The Puente del Águila (Eagle Bridge) is jewel of Spanish architecture. The functioning aqueduct was built in the nineteenth century and is located to the south-west of the Nerja Caves. The structure is visible from the road linking Nerja and neighbouring village Maro.
When the aqueduct was built in 1879, its main purpose was to carry water from Nerja to the sugar cane refinery in Maro. It was commissioned by the San Juan factory owners and although the factory was later closed and abandoned, the aqueduct is still used to irrigate local farmland.
The design is in the typical Mudejar style, copied from the Muslim craftsmen who resided in Spain in the thirteen century. Above 37 stunning arches is a spire topped with a double-headed eagle.
The visible face of the aqueduct is actually the back of the structure. In fact, the aqueduct faces north and boasts a plaque that reads ‘pure and clean conception’.
During the Spanish Civil War, the construction was badly damaged by the shells fired during naval bombardments. For years, the aqueduct proudly displayed its battle scars. Up until half a million euros were budgeted for renovations in 2011, helping to restore the landmark.

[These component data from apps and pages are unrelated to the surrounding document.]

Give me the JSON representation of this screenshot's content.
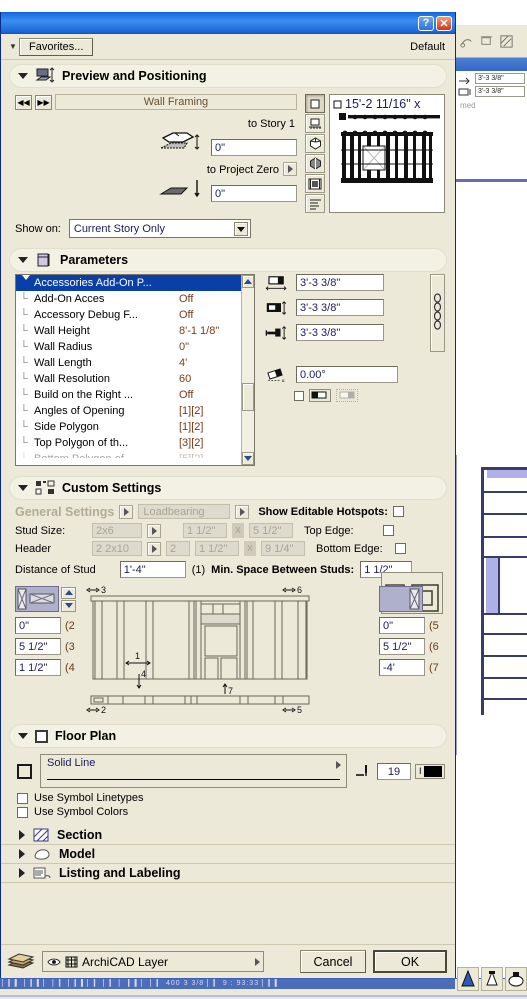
{
  "window": {
    "titlebar_buttons": [
      {
        "name": "help-button",
        "label": "?"
      },
      {
        "name": "close-button",
        "label": "✕"
      }
    ],
    "favorites_button": "Favorites...",
    "default_label": "Default"
  },
  "background": {
    "field1": "3'-3 3/8\"",
    "field2": "3'-3 3/8\"",
    "faded_text": "med"
  },
  "preview_positioning": {
    "title": "Preview and Positioning",
    "nav_prev": "◀◀",
    "nav_next": "▶▶",
    "object_name": "Wall Framing",
    "to_story_label": "to Story 1",
    "to_story_value": "0\"",
    "to_project_zero_label": "to Project Zero",
    "to_project_zero_value": "0\"",
    "show_on_label": "Show on:",
    "show_on_value": "Current Story Only",
    "view_buttons": [
      "plan-view-icon",
      "elevation-view-icon",
      "axonometric-wire-icon",
      "axonometric-solid-icon",
      "3d-window-icon",
      "list-view-icon"
    ],
    "preview_dimension": "15'-2 11/16\" x"
  },
  "parameters": {
    "title": "Parameters",
    "rows": [
      {
        "name": "Accessories Add-On P...",
        "value": "",
        "selected": true,
        "group": true
      },
      {
        "name": "Add-On Acces",
        "value": "Off"
      },
      {
        "name": "Accessory Debug F...",
        "value": "Off"
      },
      {
        "name": "Wall Height",
        "value": "8'-1 1/8\""
      },
      {
        "name": "Wall Radius",
        "value": "0\""
      },
      {
        "name": "Wall Length",
        "value": "4'"
      },
      {
        "name": "Wall Resolution",
        "value": "60"
      },
      {
        "name": "Build on the Right ...",
        "value": "Off"
      },
      {
        "name": "Angles of Opening",
        "value": "[1][2]"
      },
      {
        "name": "Side Polygon",
        "value": "[1][2]"
      },
      {
        "name": "Top Polygon of th...",
        "value": "[3][2]"
      }
    ],
    "size_fields": [
      {
        "icon": "width-icon",
        "value": "3'-3 3/8\""
      },
      {
        "icon": "depth-icon",
        "value": "3'-3 3/8\""
      },
      {
        "icon": "height-icon",
        "value": "3'-3 3/8\""
      }
    ],
    "angle_value": "0.00°",
    "link_icon": "chain-link-icon",
    "mirror_checkbox": false
  },
  "custom_settings": {
    "title": "Custom Settings",
    "general_settings_label": "General Settings",
    "loadbearing_label": "Loadbearing",
    "show_hotspots_label": "Show Editable Hotspots:",
    "show_hotspots_checked": false,
    "stud_size_label": "Stud Size:",
    "stud_size_value": "2x6",
    "stud_w": "1 1/2\"",
    "stud_x": "x",
    "stud_h": "5 1/2\"",
    "header_label": "Header",
    "header_value": "2 2x10",
    "header_count": "2",
    "header_w": "1 1/2\"",
    "header_x": "x",
    "header_h": "9 1/4\"",
    "top_edge_label": "Top Edge:",
    "top_edge_checked": false,
    "bottom_edge_label": "Bottom Edge:",
    "bottom_edge_checked": false,
    "distance_of_stud_label": "Distance of Stud",
    "distance_of_stud_value": "1'-4\"",
    "distance_tag": "(1)",
    "min_space_label": "Min. Space Between Studs:",
    "min_space_value": "1 1/2\"",
    "left_fields": [
      {
        "value": "0\"",
        "tag": "(2"
      },
      {
        "value": "5 1/2\"",
        "tag": "(3"
      },
      {
        "value": "1 1/2\"",
        "tag": "(4"
      }
    ],
    "right_fields": [
      {
        "value": "0\"",
        "tag": "(5"
      },
      {
        "value": "5 1/2\"",
        "tag": "(6"
      },
      {
        "value": "-4'",
        "tag": "(7"
      }
    ],
    "diagram_labels": {
      "top_left": "3",
      "top_right": "6",
      "bottom_left": "2",
      "bottom_right": "5",
      "inner_1": "1",
      "inner_4": "4",
      "inner_7": "7"
    }
  },
  "floor_plan": {
    "title": "Floor Plan",
    "header_checked": false,
    "symbol_checkbox_checked": false,
    "linetype_value": "Solid Line",
    "pen_value": "19",
    "pen_icon": "pen-icon",
    "swatch_label": "I",
    "use_symbol_linetypes": "Use Symbol Linetypes",
    "use_symbol_linetypes_checked": false,
    "use_symbol_colors": "Use Symbol Colors",
    "use_symbol_colors_checked": false
  },
  "collapsed_sections": [
    {
      "title": "Section",
      "icon": "hatch-icon"
    },
    {
      "title": "Model",
      "icon": "model-icon"
    },
    {
      "title": "Listing and Labeling",
      "icon": "listing-icon"
    }
  ],
  "footer": {
    "layer_icon": "layers-icon",
    "eye_icon": "eye-icon",
    "layer_label": "ArchiCAD Layer",
    "cancel_label": "Cancel",
    "ok_label": "OK"
  },
  "colors": {
    "dialog_bg": "#ece9d8",
    "titlebar_blue": "#1b6fe4",
    "selection_blue": "#0b3fa8",
    "value_text": "#7b3a1a",
    "field_text": "#1b1b5e"
  }
}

The area has no timetable restrictions and a nearby layby allows visitors to stop and get a good look at the magnificent piece of architecture.